Over time, the conversations got more serious, as folks started trading jobs, or quitting them outright so they could start new companies. People wanted someplace to work, so we rented more space across from Willis Tower. As word spread of the opportunity we offered to folks who wanted to incubate their business ideas with the help and mentorship of others, more people rented offices, or bought a “key” to what we called our “clubhouse.”
Eventually, 178 companies were born or grew there, raising $225 million while on the floor and creating thousands of paying jobs. A new industry of tech-focused companies emerged in our state, so we created an association to represent them — the Illinois Technology Association — which now boasts 700 members (one of our founders runs it).
“Shopping” for innovation rarely works. Entrepreneurs don’t often have visibility into the real problems businesses need to fix. Established companies’ concerns about IP, investment and project management make it hard for them to be agile enough to succeed. The likelihood that an incubator or accelerator can “sell” a truly strategic and successful solution within this context is low, at best. The process of shopping their offerings is downright medieval.
And, all the while, technology disruption comes faster, easier and at a lower cost than ever before, and entire industries are being redefined by entrepreneurs and engineers operating “outside” the Innovation Status Quo. There are endless players in the space now — especially incubators and accelerators dependent on government funding or integrated into academic institutions — and yet the innovation challenge for most American businesses remains unmet.

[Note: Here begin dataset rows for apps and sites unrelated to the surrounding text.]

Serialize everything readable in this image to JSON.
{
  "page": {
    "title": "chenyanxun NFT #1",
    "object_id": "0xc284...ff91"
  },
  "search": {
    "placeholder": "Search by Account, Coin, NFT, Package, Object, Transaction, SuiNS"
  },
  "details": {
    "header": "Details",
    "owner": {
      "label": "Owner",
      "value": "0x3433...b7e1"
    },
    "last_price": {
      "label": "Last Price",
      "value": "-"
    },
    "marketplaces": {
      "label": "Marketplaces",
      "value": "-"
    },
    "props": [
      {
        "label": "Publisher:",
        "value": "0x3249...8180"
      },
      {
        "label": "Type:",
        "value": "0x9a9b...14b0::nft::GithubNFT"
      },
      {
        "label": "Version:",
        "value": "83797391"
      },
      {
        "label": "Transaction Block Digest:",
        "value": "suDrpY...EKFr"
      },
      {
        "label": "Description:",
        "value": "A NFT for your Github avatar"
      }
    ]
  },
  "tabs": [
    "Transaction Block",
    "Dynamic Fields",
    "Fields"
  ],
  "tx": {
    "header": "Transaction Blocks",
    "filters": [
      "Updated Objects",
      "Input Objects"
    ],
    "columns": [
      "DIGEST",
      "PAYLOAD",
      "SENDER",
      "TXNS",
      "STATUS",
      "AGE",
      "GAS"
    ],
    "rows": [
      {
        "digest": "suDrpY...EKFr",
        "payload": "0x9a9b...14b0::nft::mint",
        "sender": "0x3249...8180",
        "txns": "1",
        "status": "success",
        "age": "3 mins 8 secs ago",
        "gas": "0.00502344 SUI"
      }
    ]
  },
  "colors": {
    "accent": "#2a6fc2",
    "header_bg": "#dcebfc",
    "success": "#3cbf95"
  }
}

Our approach to solving this challenge is distinctly private sector, because that’s where we’ve always worked and lived. We offer proven approaches and tools for established companies and entrepreneurs to align on shared goals and outcomes. Then, we use the latest technologies and resources to deliver on an old idea: Generate revenue. We don’t make money unless our clients make money by selling things better, faster, more often, and more profitably.